Go through the data and copy each line where the string "liste" appears.
++++ Data to examine ++++
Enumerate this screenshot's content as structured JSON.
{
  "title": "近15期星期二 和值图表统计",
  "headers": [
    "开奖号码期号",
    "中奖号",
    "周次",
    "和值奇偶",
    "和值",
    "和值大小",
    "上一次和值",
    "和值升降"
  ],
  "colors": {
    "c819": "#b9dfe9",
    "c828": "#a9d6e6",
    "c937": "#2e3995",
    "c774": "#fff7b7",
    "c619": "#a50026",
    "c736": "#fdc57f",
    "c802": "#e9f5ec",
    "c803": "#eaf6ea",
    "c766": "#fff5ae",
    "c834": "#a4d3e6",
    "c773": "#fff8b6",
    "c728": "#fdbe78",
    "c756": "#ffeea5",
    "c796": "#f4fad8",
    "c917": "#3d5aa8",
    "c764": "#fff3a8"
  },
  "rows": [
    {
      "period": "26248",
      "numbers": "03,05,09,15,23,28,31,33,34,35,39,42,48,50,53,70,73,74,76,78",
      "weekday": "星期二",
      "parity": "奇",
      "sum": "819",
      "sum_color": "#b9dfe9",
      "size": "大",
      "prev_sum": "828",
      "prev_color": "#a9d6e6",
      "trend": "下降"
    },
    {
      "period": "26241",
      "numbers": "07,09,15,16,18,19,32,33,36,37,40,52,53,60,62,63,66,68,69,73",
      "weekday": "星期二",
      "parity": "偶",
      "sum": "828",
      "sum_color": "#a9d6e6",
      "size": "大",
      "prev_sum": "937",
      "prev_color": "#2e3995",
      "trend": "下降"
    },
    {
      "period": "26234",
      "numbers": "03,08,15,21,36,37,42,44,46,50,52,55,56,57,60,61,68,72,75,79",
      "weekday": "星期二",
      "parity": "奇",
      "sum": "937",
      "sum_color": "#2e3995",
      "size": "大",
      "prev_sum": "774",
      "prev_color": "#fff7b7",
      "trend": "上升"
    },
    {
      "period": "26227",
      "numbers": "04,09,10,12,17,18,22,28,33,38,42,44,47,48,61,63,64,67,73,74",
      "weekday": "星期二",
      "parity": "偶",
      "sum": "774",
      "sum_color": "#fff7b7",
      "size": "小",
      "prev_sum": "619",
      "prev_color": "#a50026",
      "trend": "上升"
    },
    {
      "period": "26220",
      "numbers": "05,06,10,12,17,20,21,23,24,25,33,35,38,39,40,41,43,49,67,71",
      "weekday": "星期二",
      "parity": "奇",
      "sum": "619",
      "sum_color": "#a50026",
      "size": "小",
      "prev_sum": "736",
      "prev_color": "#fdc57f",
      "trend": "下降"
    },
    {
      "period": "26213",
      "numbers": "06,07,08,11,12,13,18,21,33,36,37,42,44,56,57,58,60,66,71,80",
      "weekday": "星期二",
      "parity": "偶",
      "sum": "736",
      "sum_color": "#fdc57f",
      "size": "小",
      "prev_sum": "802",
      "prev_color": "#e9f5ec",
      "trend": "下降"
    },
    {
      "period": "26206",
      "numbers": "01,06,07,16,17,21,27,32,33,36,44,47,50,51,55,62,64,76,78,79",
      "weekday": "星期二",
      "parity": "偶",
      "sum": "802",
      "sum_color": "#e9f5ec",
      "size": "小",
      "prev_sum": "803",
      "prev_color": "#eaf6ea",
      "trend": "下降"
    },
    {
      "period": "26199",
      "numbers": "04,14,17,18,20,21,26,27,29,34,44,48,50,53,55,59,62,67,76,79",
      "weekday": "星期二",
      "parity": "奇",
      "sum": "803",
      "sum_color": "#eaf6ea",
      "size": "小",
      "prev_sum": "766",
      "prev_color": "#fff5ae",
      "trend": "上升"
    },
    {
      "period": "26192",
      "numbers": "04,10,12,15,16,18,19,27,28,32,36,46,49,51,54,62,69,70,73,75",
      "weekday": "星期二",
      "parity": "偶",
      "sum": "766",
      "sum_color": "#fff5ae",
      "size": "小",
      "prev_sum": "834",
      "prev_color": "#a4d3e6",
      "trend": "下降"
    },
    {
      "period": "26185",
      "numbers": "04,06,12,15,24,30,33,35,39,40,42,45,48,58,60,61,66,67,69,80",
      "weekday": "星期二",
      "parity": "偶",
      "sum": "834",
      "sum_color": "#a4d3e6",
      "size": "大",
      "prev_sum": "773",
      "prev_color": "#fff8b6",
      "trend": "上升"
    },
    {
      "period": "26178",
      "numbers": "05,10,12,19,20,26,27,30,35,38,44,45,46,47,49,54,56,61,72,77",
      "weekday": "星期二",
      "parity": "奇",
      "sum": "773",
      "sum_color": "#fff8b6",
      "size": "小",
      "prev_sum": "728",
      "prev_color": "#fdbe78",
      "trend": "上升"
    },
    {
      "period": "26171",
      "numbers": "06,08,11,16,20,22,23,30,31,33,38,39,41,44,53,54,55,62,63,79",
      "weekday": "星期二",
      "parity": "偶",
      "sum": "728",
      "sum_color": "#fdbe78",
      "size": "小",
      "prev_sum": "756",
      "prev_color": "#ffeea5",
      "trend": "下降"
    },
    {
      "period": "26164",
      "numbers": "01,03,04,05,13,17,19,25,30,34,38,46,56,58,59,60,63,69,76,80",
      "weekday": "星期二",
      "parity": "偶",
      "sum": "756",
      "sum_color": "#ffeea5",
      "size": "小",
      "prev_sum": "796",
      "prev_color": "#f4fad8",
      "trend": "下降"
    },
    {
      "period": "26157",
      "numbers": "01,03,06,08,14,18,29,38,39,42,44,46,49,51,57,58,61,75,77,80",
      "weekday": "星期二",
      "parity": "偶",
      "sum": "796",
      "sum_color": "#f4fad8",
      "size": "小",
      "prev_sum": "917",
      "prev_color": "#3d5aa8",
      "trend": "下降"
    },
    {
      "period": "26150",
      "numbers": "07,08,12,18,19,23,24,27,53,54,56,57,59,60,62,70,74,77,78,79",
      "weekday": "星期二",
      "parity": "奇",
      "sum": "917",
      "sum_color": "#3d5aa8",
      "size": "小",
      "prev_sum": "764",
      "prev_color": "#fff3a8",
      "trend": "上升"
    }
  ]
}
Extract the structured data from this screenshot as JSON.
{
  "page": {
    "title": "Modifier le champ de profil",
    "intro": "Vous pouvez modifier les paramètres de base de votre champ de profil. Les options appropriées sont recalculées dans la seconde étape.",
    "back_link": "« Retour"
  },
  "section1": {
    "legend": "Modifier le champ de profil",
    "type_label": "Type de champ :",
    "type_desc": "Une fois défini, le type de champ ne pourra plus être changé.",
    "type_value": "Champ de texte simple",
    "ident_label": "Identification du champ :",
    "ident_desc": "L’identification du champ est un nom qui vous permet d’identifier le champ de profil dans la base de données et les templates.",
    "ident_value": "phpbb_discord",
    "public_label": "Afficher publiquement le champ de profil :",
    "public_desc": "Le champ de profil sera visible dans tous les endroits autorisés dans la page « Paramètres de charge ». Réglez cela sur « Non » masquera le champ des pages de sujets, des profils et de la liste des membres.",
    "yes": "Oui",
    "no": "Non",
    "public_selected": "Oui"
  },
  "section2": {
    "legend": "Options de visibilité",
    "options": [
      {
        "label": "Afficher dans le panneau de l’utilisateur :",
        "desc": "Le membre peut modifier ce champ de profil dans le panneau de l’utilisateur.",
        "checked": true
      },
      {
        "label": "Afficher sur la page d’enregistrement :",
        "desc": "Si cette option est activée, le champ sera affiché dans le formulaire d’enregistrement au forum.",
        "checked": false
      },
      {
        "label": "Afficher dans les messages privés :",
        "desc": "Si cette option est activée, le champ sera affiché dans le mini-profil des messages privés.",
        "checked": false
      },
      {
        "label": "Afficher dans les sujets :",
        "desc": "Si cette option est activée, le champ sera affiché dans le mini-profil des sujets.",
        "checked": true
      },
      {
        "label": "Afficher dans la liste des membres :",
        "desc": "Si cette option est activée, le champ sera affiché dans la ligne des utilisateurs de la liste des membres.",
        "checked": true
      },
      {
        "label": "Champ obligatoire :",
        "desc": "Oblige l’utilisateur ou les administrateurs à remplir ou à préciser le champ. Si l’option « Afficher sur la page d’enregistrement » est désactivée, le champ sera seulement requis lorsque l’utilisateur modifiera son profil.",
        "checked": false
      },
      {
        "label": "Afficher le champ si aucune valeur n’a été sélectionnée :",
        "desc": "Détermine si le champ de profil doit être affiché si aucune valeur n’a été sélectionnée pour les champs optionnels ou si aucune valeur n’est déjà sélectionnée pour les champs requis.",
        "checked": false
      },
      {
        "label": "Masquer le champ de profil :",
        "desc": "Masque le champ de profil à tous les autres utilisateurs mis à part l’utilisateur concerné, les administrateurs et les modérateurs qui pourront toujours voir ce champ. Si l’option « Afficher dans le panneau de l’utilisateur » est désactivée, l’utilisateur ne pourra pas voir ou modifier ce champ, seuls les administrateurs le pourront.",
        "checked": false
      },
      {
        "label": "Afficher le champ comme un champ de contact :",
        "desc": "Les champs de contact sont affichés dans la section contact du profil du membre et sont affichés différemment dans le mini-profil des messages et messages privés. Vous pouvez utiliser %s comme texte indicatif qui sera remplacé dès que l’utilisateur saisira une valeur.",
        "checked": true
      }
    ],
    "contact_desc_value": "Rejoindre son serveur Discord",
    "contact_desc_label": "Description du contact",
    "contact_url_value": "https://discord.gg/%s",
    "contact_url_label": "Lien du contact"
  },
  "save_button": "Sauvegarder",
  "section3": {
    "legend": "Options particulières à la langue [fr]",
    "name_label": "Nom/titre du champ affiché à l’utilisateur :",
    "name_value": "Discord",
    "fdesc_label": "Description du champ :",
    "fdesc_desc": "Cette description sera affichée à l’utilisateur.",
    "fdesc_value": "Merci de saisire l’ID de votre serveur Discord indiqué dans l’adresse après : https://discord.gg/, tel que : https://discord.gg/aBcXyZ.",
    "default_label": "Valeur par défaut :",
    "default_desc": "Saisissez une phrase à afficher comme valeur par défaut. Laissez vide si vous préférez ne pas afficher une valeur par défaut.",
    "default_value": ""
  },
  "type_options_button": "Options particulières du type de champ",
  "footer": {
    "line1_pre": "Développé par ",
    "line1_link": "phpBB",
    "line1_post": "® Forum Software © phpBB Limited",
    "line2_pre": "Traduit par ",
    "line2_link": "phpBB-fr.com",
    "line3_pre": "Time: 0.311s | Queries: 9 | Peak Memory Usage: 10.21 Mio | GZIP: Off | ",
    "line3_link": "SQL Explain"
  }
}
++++
Reply to the exercise -
    "public_desc": "Le champ de profil sera visible dans tous les endroits autorisés dans la page « Paramètres de charge ». Réglez cela sur « Non » masquera le champ des pages de sujets, des profils et de la liste des membres.",
        "label": "Afficher dans la liste des membres :",
        "desc": "Si cette option est activée, le champ sera affiché dans la ligne des utilisateurs de la liste des membres.",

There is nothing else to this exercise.